Second, I want to talk about awesomeness in writing. When I say "awesomeness" I mean a very specific trait. I don't mean what you, as the writer, like. I know a lot of people who geek out over Renaissance literature, and while writing that into a novel will be fine and dandy for them, I don't think it would count as awesomeness. So, what is awesomeness, and why should writers care about it?
The idea for this post comes courtesy of a classmate who brought this to class.
This is a clever list of elements that are generally considered awesome by the public. It's a little dated (mullet? really?), but a lot of these are still awesome.
Here's my definition of "awesomeness": it's the collection of ideas that make you, the writer, and the reader smile and go, "Ooh." These are the things we never quite grow out of being interested in. As a child, we like spectacle, magic, superpowers, royalty, epic battles, and time travel. Which is why I think Doctor Who is so popular. Try to imagine a child, teenager or young adult going to a movie. What are they going to talk about when they come out? Will it be the scintillating dialogue or the deep symbolism? Not likely. They're going to talk about the jokes, explosions, and ninjas.

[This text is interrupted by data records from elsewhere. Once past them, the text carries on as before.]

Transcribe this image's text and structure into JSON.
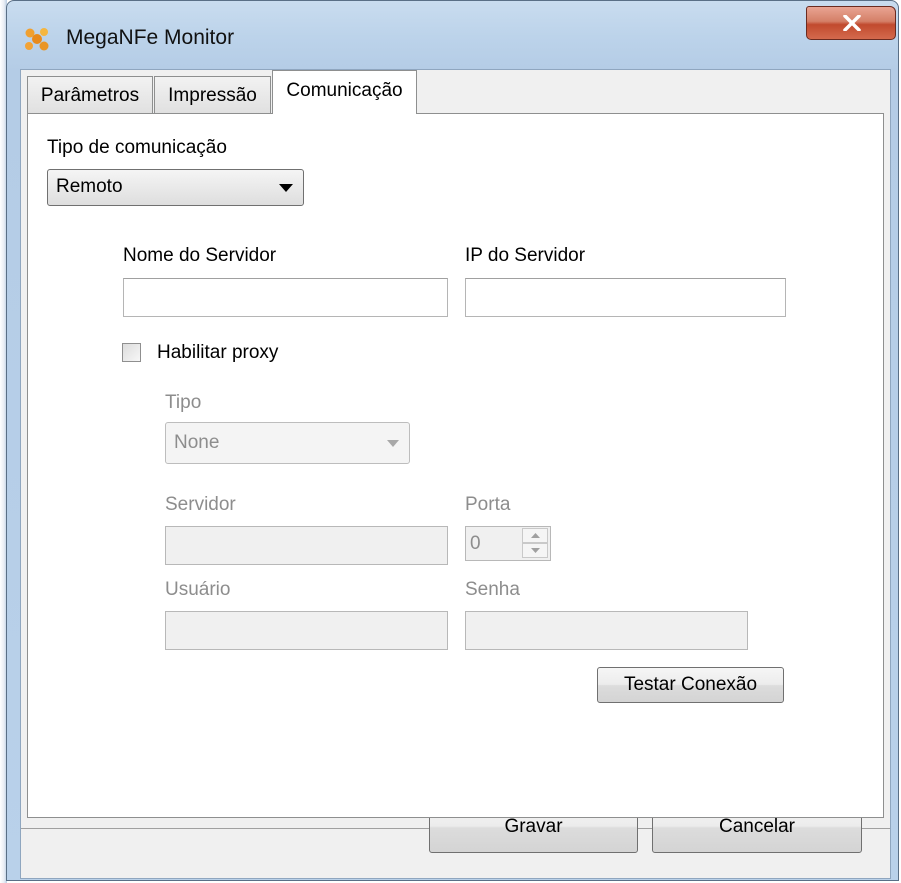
{
  "window": {
    "title": "MegaNFe Monitor",
    "icon": "meganfe-app-icon",
    "close_icon": "close-x-icon"
  },
  "tabs": [
    {
      "label": "Parâmetros",
      "active": false
    },
    {
      "label": "Impressão",
      "active": false
    },
    {
      "label": "Comunicação",
      "active": true
    }
  ],
  "communication": {
    "type_label": "Tipo de comunicação",
    "type_value": "Remoto",
    "server_name_label": "Nome do Servidor",
    "server_name_value": "",
    "server_ip_label": "IP do Servidor",
    "server_ip_value": ""
  },
  "proxy": {
    "enable_label": "Habilitar proxy",
    "enabled": false,
    "type_label": "Tipo",
    "type_value": "None",
    "server_label": "Servidor",
    "server_value": "",
    "port_label": "Porta",
    "port_value": "0",
    "user_label": "Usuário",
    "user_value": "",
    "password_label": "Senha",
    "password_value": "",
    "test_button": "Testar Conexão"
  },
  "footer": {
    "save_button": "Gravar",
    "cancel_button": "Cancelar"
  },
  "colors": {
    "title_bar": "#bcd3ea",
    "close_button": "#c14a2e",
    "client_bg": "#f0f0f0",
    "disabled_text": "#8d8d8d"
  }
}
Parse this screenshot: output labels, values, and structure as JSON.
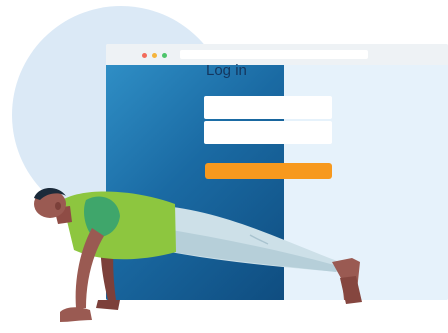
{
  "login": {
    "title": "Log in",
    "username_placeholder": "",
    "password_placeholder": ""
  },
  "browser": {
    "dots": [
      "#f26b5b",
      "#f5b43c",
      "#4cc46a"
    ]
  },
  "colors": {
    "accent": "#f7991e",
    "title": "#14365e",
    "panel_blue": "#1a6aa3",
    "circle": "#dbe9f6"
  },
  "illustration": {
    "subject": "person-doing-pushup-icon"
  }
}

I'm not advocating throwing literary writing to the wind in pursuit of what will sell. But that which is "awesome" does sell. It keeps readers interested in the story, which is not a bad thing. You can have the most symbolic, high-brow story every written, but what good does it do anyone if no one reads it? The Elements of Awesomeness are also valuable in that many of them introduce conflict or are signs of conflict that already exists. Stories thrive on conflict, especially certain genres.
Final point: when writing an adventure, fantasy, science fiction, thriller, etc., anything that is meant to raise the reader's heartbeat and keep them from putting down the book, add awesome. Keep the thrill ride going. For introspective stories that focus on the importance of the mundane, remove these from the story. You want the reader to find the meaning of small moments, and they can't do that if your hero is walking in slo-mo away from an exploding building.